  4. Brennan, Jason. 2011. The Right to a Competent Electorate. The Philosophical Quarterly 61: 700–724.CrossRefGoogle Scholar
  5. Brennan, Jason. 2016. Against Democracy. Princeton, NJ: Princeton University Press.CrossRefGoogle Scholar
  6. Brennan, Jason, and Lisa Hill. 2014. Compulsory Voting: For and Against. Cambridge: Cambridge University Press.CrossRefGoogle Scholar
  7. Brennan, Geoffrey, and Loren E. Lomasky. 1993. Democracy and Decision: The Pure Theory of Electoral Preference. Cambridge: Cambridge University Press.CrossRefGoogle Scholar
  8. Brennan, Geoffrey, and Loren E. Lomasky. 2000. Is There a Duty to Vote? Social Philosophy and Policy 17: 62–86.CrossRefGoogle Scholar
  9. Caplan, Bryan. 2006. The Myth of the Rational Voter. Princeton, NJ: Princeton University Press.Google Scholar
  10. Christiano, Thomas. 2008. The Constitution of Equality: Democratic Authority and its Limits. Oxford: Oxford University Press.CrossRefGoogle Scholar
  11. Christiano, Thomas. 2011. An Instrumental Argument for a Human Right to Democracy. Philosophy & Public Affairs 39: 142–176.CrossRefGoogle Scholar
  12. Downs, Anthony. 1957. An Economic Theory of Democracy. New York, NY: Harper & Row.Google Scholar
  13. Estlund, David. 2008. Democratic Authority: A Philosophical Framework. Princeton, NJ: Princeton University Press.Google Scholar
  14. Fumagalli, Eileen, and Gaia Narciso. 2012. Political Institutions, Voter Turnout, and Policy Outcomes. European Journal of Political Economy 28: 162–173.CrossRefGoogle Scholar
  15. Hayenhjelm, Madeleine, and Jonathan Wolff. 2012. The Moral Problem of Risk Impositions: A Survey of the Literature. European Journal of Philosophy 20: 26–51.CrossRefGoogle Scholar
  16. Husted, Thomas A., and Lawrence W. Kenny. 1997. The Effect of the Expansion of the Voting Franchise on the Size of Government. Journal of Political Economy 105: 54–82.CrossRefGoogle Scholar
  17. Kolodny, Niko. 2014. Rule over None II: Social Equality and the Justification of Democracy. Philosophy & Public Affairs 42: 287–336.CrossRefGoogle Scholar
  18. Lupia, Arthur, and Matthew D. McCubbins. 1998. The Democratic Dilemma: Can Citizens Learn What They Need to Know?. Cambridge: Cambridge University Press.Google Scholar
  19. Mill, John Stuart. 1991 [1861]. Considerations on Representative Government. In On Liberty and Other Essays, ed. John Gray. Oxford: Oxford University Press.Google Scholar
  20. Mueller, Dennis C., and Thomas Stratmann. 2003. The Economic Effects of Democratic Participation. Journal of Public Economics 87: 2129–2155.CrossRefGoogle Scholar
  21. Parfit, Derek. 1986. Reasons and Persons. Oxford: Oxford University Press.CrossRefGoogle Scholar
  22. Pettit, Philip. 2012. On The People’s Terms: A Republican Theory and Model of Democracy. Cambridge: Cambridge University Press.CrossRefGoogle Scholar
  23. Schumpeter, Joseph A. 1950. Capitalism, Socialism, and Democracy, 3rd edn. New York, NY: Harper & Row.Google Scholar
  24. Sen, Amartya. 1999. Democracy as a Universal Value. Journal of Democracy 10: 3–17.CrossRefGoogle Scholar
  25. Shapiro, Scott J. 2004. Authority. In The Oxford Handbook of Jurisprudence and Philosophy of Law, ed. Jules L. Coleman, Kenneth Einar Himma, and Scott J. Shapiro. Oxford: Oxford University Press.Google Scholar

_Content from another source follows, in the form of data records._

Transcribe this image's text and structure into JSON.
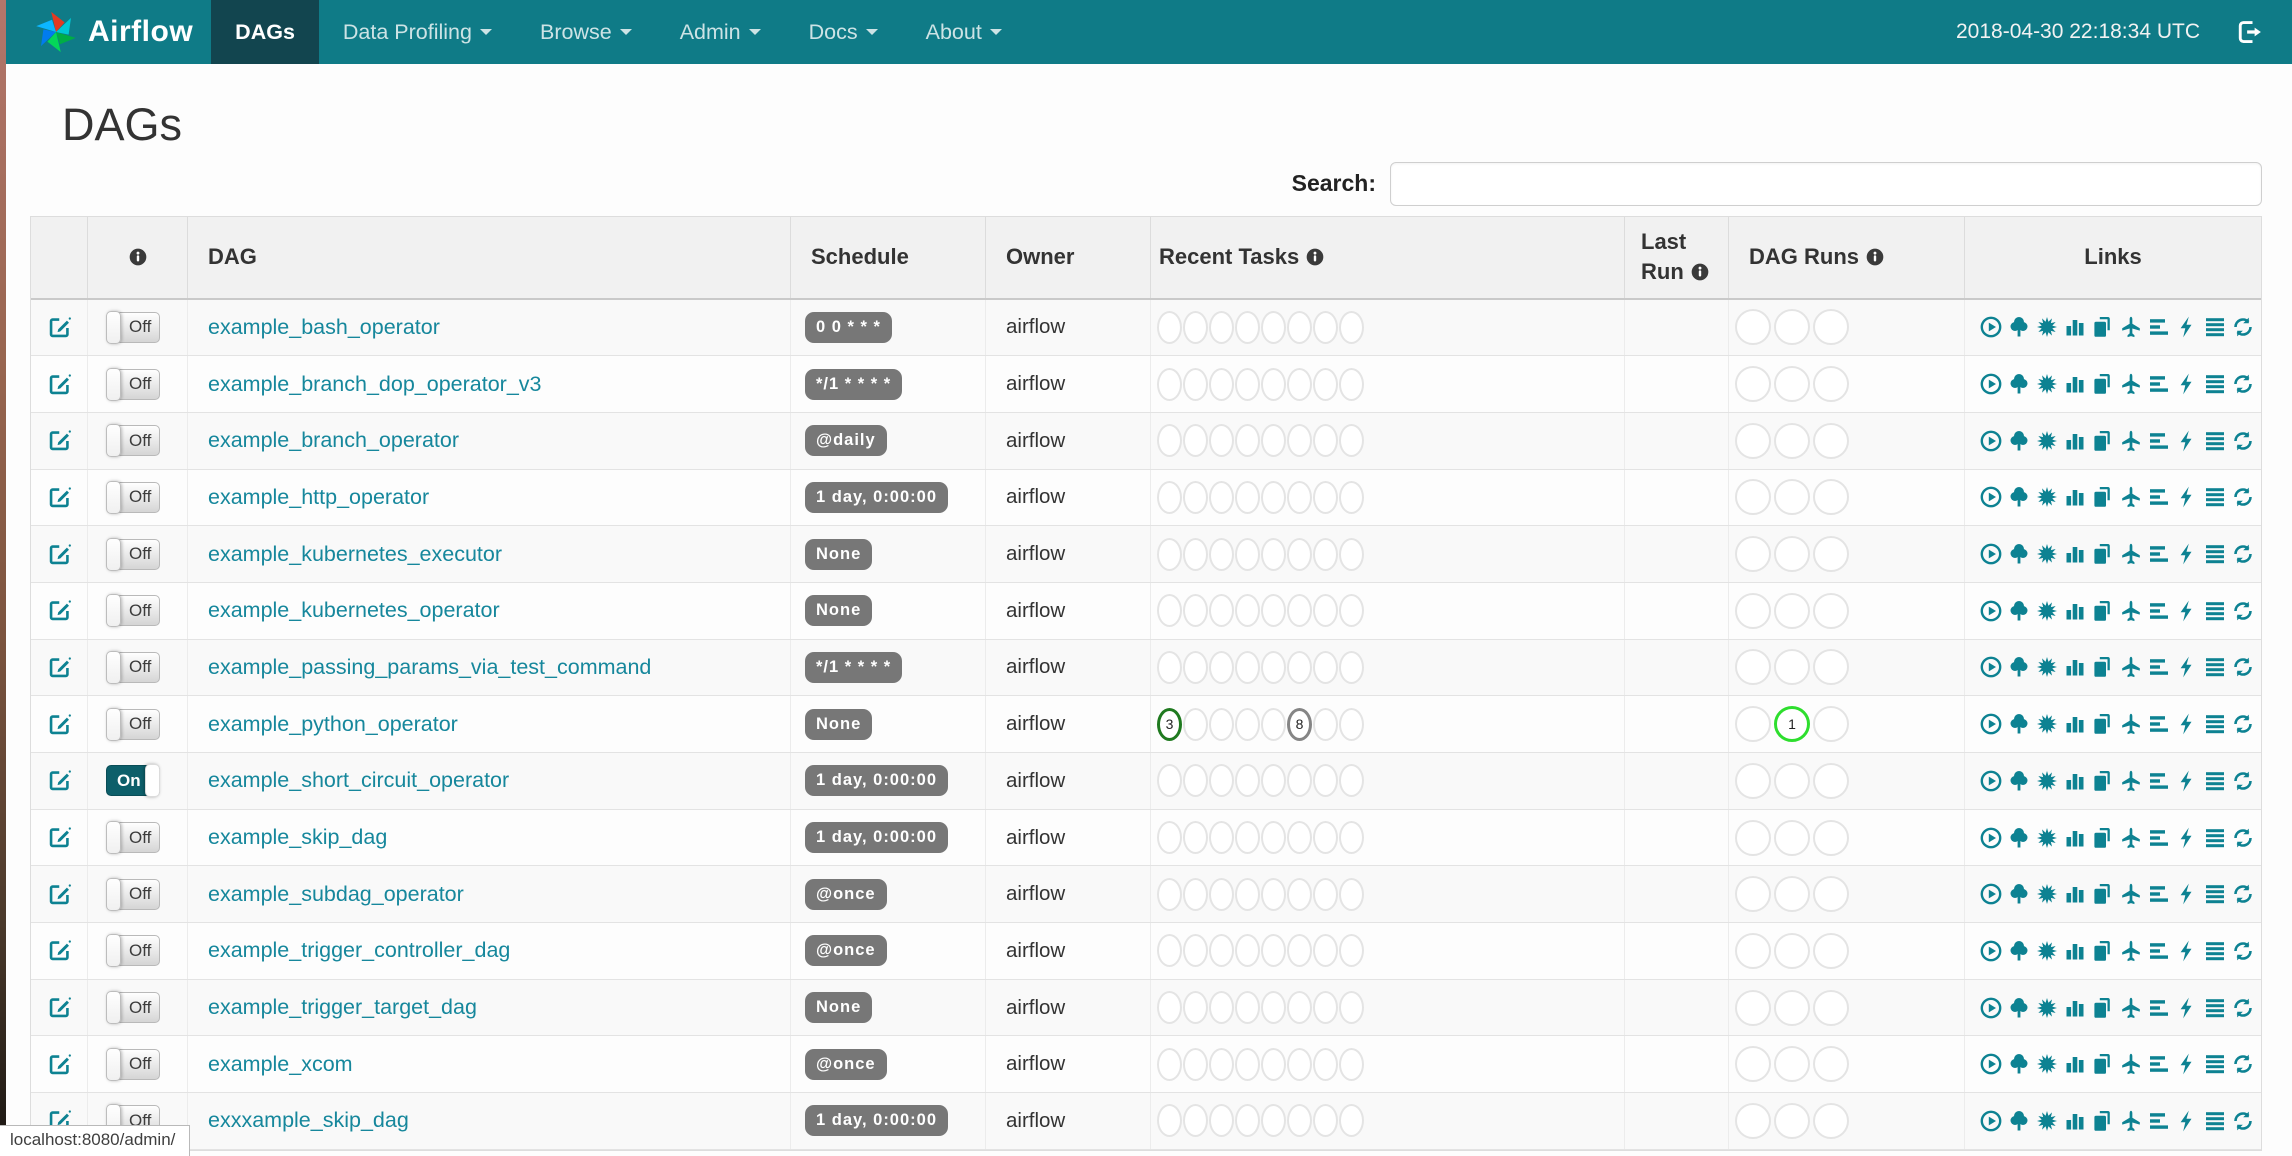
{
  "navbar": {
    "brand": "Airflow",
    "items": [
      {
        "label": "DAGs",
        "active": true,
        "caret": false
      },
      {
        "label": "Data Profiling",
        "active": false,
        "caret": true
      },
      {
        "label": "Browse",
        "active": false,
        "caret": true
      },
      {
        "label": "Admin",
        "active": false,
        "caret": true
      },
      {
        "label": "Docs",
        "active": false,
        "caret": true
      },
      {
        "label": "About",
        "active": false,
        "caret": true
      }
    ],
    "clock": "2018-04-30 22:18:34 UTC"
  },
  "page": {
    "title": "DAGs",
    "search_label": "Search:",
    "search_value": "",
    "status_bar": "localhost:8080/admin/"
  },
  "table": {
    "headers": {
      "dag": "DAG",
      "schedule": "Schedule",
      "owner": "Owner",
      "recent_tasks": "Recent Tasks",
      "last_run": "Last Run",
      "dag_runs": "DAG Runs",
      "links": "Links"
    },
    "toggle": {
      "on_label": "On",
      "off_label": "Off"
    },
    "recent_task_slots": 8,
    "dag_run_slots": 3,
    "links": [
      {
        "name": "trigger-dag",
        "icon": "i-play"
      },
      {
        "name": "tree-view",
        "icon": "i-tree"
      },
      {
        "name": "graph-view",
        "icon": "i-graph"
      },
      {
        "name": "task-duration",
        "icon": "i-duration"
      },
      {
        "name": "task-tries",
        "icon": "i-tries"
      },
      {
        "name": "landing-times",
        "icon": "i-landing"
      },
      {
        "name": "gantt-view",
        "icon": "i-gantt"
      },
      {
        "name": "code-view",
        "icon": "i-code"
      },
      {
        "name": "logs",
        "icon": "i-logs"
      },
      {
        "name": "refresh",
        "icon": "i-refresh"
      }
    ],
    "rows": [
      {
        "name": "example_bash_operator",
        "schedule": "0 0 * * *",
        "owner": "airflow",
        "enabled": false
      },
      {
        "name": "example_branch_dop_operator_v3",
        "schedule": "*/1 * * * *",
        "owner": "airflow",
        "enabled": false
      },
      {
        "name": "example_branch_operator",
        "schedule": "@daily",
        "owner": "airflow",
        "enabled": false
      },
      {
        "name": "example_http_operator",
        "schedule": "1 day, 0:00:00",
        "owner": "airflow",
        "enabled": false
      },
      {
        "name": "example_kubernetes_executor",
        "schedule": "None",
        "owner": "airflow",
        "enabled": false
      },
      {
        "name": "example_kubernetes_operator",
        "schedule": "None",
        "owner": "airflow",
        "enabled": false
      },
      {
        "name": "example_passing_params_via_test_command",
        "schedule": "*/1 * * * *",
        "owner": "airflow",
        "enabled": false
      },
      {
        "name": "example_python_operator",
        "schedule": "None",
        "owner": "airflow",
        "enabled": false,
        "recent_tasks": [
          {
            "slot": 0,
            "count": "3",
            "color_key": "success"
          },
          {
            "slot": 5,
            "count": "8",
            "color_key": "grey"
          }
        ],
        "dag_runs": [
          {
            "slot": 1,
            "count": "1",
            "color_key": "running"
          }
        ]
      },
      {
        "name": "example_short_circuit_operator",
        "schedule": "1 day, 0:00:00",
        "owner": "airflow",
        "enabled": true
      },
      {
        "name": "example_skip_dag",
        "schedule": "1 day, 0:00:00",
        "owner": "airflow",
        "enabled": false
      },
      {
        "name": "example_subdag_operator",
        "schedule": "@once",
        "owner": "airflow",
        "enabled": false
      },
      {
        "name": "example_trigger_controller_dag",
        "schedule": "@once",
        "owner": "airflow",
        "enabled": false
      },
      {
        "name": "example_trigger_target_dag",
        "schedule": "None",
        "owner": "airflow",
        "enabled": false
      },
      {
        "name": "example_xcom",
        "schedule": "@once",
        "owner": "airflow",
        "enabled": false
      },
      {
        "name": "exxxample_skip_dag",
        "schedule": "1 day, 0:00:00",
        "owner": "airflow",
        "enabled": false
      }
    ]
  },
  "colors": {
    "navbar_teal": "#0f7b87",
    "active_tab": "#12454f",
    "icon_teal": "#0d8292",
    "link_teal": "#16879c",
    "badge_grey": "#777777",
    "success": "#1f7a1f",
    "grey": "#858585",
    "running": "#2ede2e"
  }
}
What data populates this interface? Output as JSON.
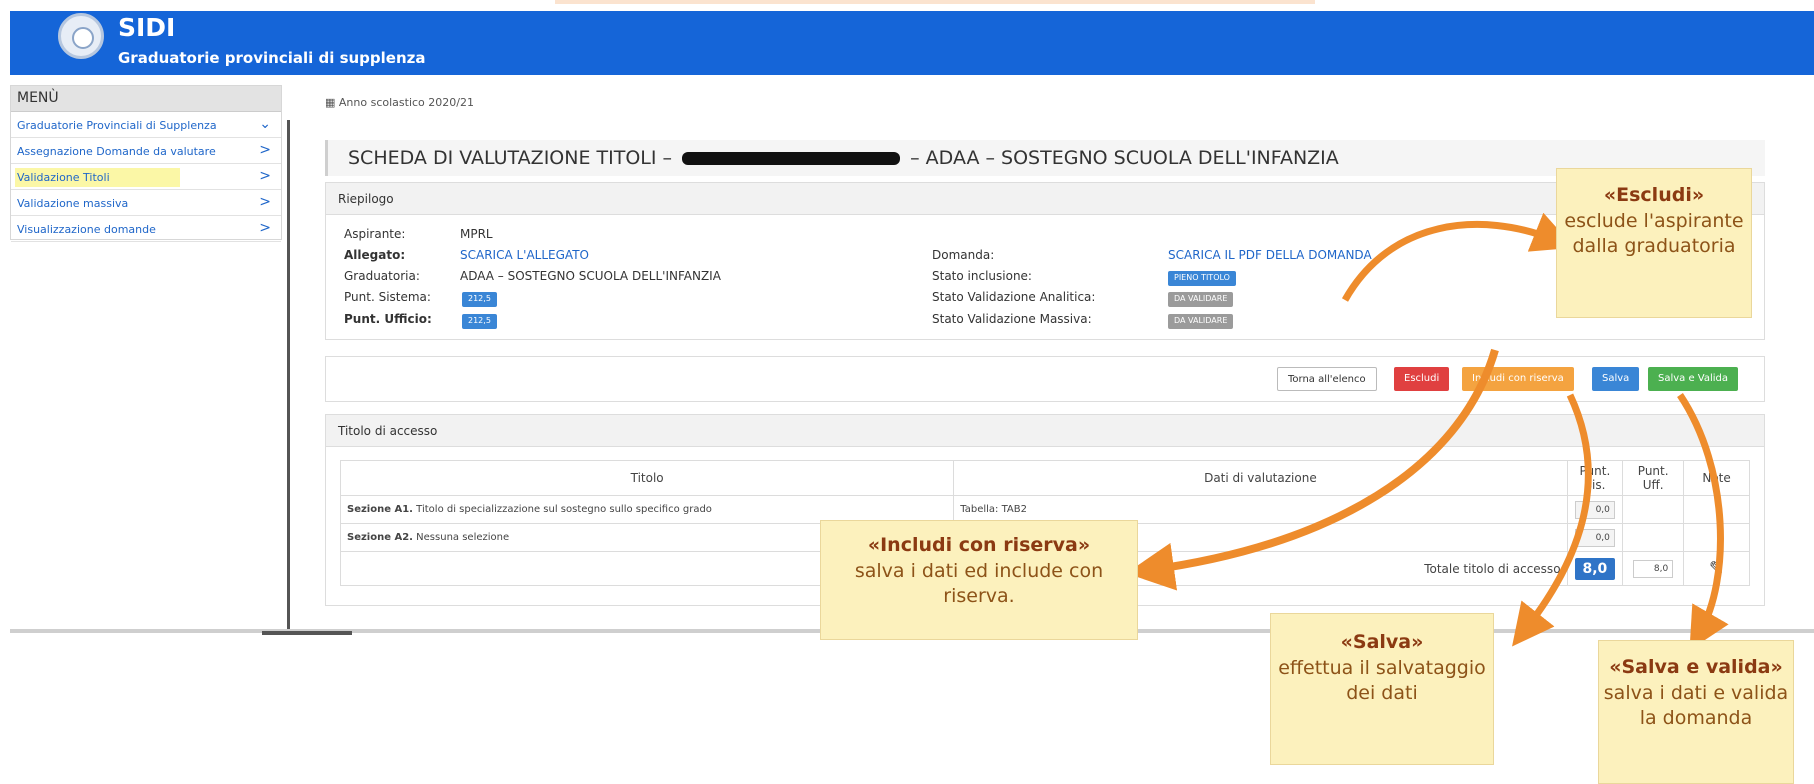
{
  "header": {
    "app_name": "SIDI",
    "subtitle": "Graduatorie provinciali di supplenza"
  },
  "sidebar": {
    "title": "MENÙ",
    "items": [
      {
        "label": "Graduatorie Provinciali di Supplenza",
        "icon": "chevron-down-icon"
      },
      {
        "label": "Assegnazione Domande da valutare",
        "icon": "chevron-right-icon"
      },
      {
        "label": "Validazione Titoli",
        "icon": "chevron-right-icon"
      },
      {
        "label": "Validazione massiva",
        "icon": "chevron-right-icon"
      },
      {
        "label": "Visualizzazione domande",
        "icon": "chevron-right-icon"
      }
    ]
  },
  "school_year": "Anno scolastico 2020/21",
  "page_title": {
    "prefix": "SCHEDA DI VALUTAZIONE TITOLI –",
    "suffix": "– ADAA – SOSTEGNO SCUOLA DELL'INFANZIA"
  },
  "riepilogo": {
    "heading": "Riepilogo",
    "aspirante_label": "Aspirante:",
    "aspirante_value": "MPRL",
    "allegato_label": "Allegato:",
    "allegato_value": "SCARICA L'ALLEGATO",
    "graduatoria_label": "Graduatoria:",
    "graduatoria_value": "ADAA – SOSTEGNO SCUOLA DELL'INFANZIA",
    "punt_sistema_label": "Punt. Sistema:",
    "punt_sistema_value": "212,5",
    "punt_ufficio_label": "Punt. Ufficio:",
    "punt_ufficio_value": "212,5",
    "domanda_label": "Domanda:",
    "domanda_value": "SCARICA IL PDF DELLA DOMANDA",
    "stato_inclusione_label": "Stato inclusione:",
    "stato_inclusione_value": "PIENO TITOLO",
    "stato_analitica_label": "Stato Validazione Analitica:",
    "stato_analitica_value": "DA VALIDARE",
    "stato_massiva_label": "Stato Validazione Massiva:",
    "stato_massiva_value": "DA VALIDARE"
  },
  "actions": {
    "back": "Torna all'elenco",
    "exclude": "Escludi",
    "include_reserve": "Includi con riserva",
    "save": "Salva",
    "save_validate": "Salva e Valida"
  },
  "titolo_accesso": {
    "heading": "Titolo di accesso",
    "columns": [
      "Titolo",
      "Dati di valutazione",
      "Punt. Sis.",
      "Punt. Uff.",
      "Note"
    ],
    "rows": [
      {
        "titolo_bold": "Sezione A1.",
        "titolo": "Titolo di specializzazione sul sostegno sullo specifico grado",
        "dati": "Tabella: TAB2",
        "punt_sis": "0,0"
      },
      {
        "titolo_bold": "Sezione A2.",
        "titolo": "Nessuna selezione",
        "dati": "",
        "punt_sis": "0,0"
      }
    ],
    "totale_label": "Totale titolo di accesso",
    "totale_sis": "8,0",
    "totale_uff": "8,0"
  },
  "callouts": {
    "escludi": {
      "title": "«Escludi»",
      "text": "esclude l'aspirante dalla graduatoria"
    },
    "includi": {
      "title": "«Includi con riserva»",
      "text": "salva i dati ed include con riserva."
    },
    "salva": {
      "title": "«Salva»",
      "text": "effettua il salvataggio dei dati"
    },
    "salva_valida": {
      "title": "«Salva e valida»",
      "text": "salva i dati e valida la domanda"
    }
  },
  "colors": {
    "header_blue": "#1565d8",
    "danger": "#e04040",
    "warning": "#f4a340",
    "primary": "#3a86d6",
    "success": "#4cb050",
    "arrow": "#ee8c2c",
    "callout_bg": "#fcf1bd"
  }
}
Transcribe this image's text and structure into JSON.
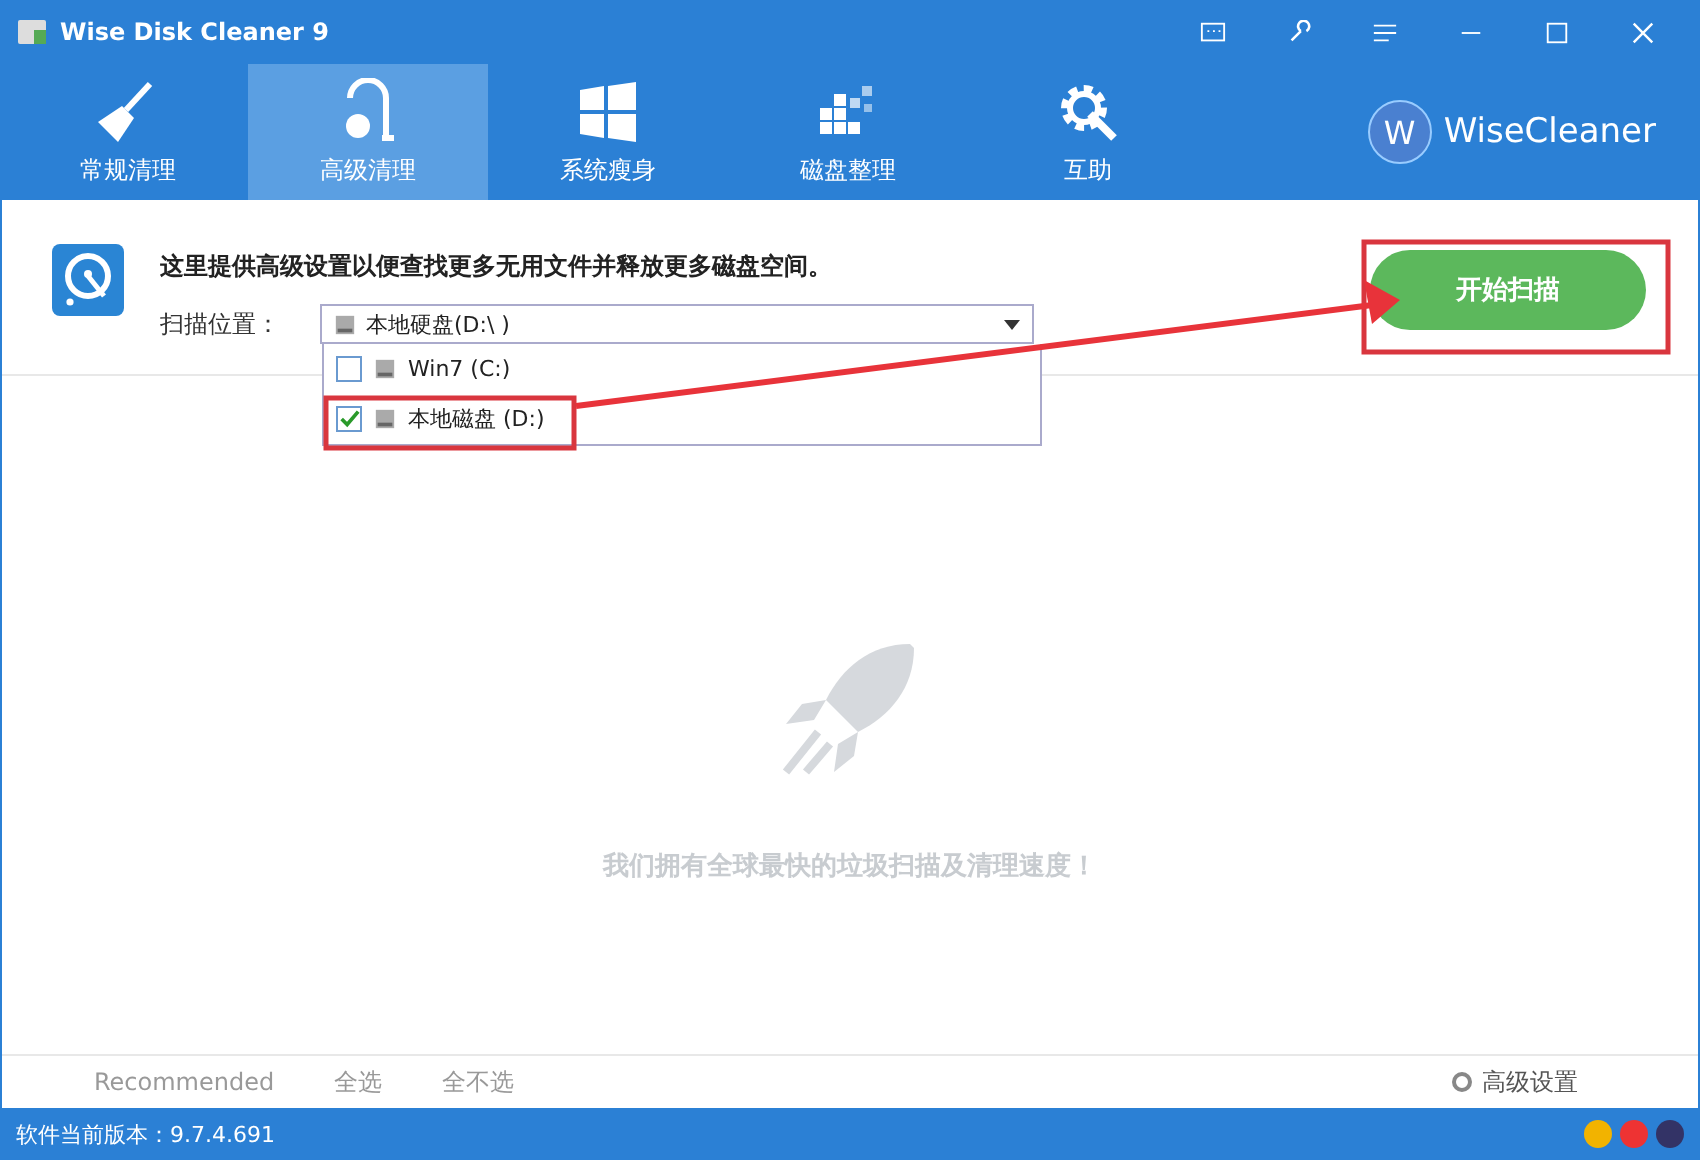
{
  "window": {
    "title": "Wise Disk Cleaner 9"
  },
  "tabs": [
    {
      "label": "常规清理",
      "selected": false
    },
    {
      "label": "高级清理",
      "selected": true
    },
    {
      "label": "系统瘦身",
      "selected": false
    },
    {
      "label": "磁盘整理",
      "selected": false
    },
    {
      "label": "互助",
      "selected": false
    }
  ],
  "brand": {
    "logo_letter": "W",
    "name": "WiseCleaner"
  },
  "intro": {
    "text": "这里提供高级设置以便查找更多无用文件并释放更多磁盘空间。",
    "scan_location_label": "扫描位置：",
    "dropdown_value": "本地硬盘(D:\\ )"
  },
  "drives": [
    {
      "label": "Win7 (C:)",
      "checked": false
    },
    {
      "label": "本地磁盘 (D:)",
      "checked": true
    }
  ],
  "scan_button": "开始扫描",
  "empty_state": {
    "text": "我们拥有全球最快的垃圾扫描及清理速度！"
  },
  "footer_links": [
    "Recommended",
    "全选",
    "全不选"
  ],
  "advanced_settings": "高级设置",
  "status_bar": {
    "version": "软件当前版本：9.7.4.691"
  }
}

Copyright information

© Springer Science+Business Media B.V., part of Springer Nature 2018

Authors and Affiliations

  1. 1.Postdoctoral Research Fellow, Practical Justice InitiativeUniversity of New South WalesKensingtonAustralia

Personalised recommendations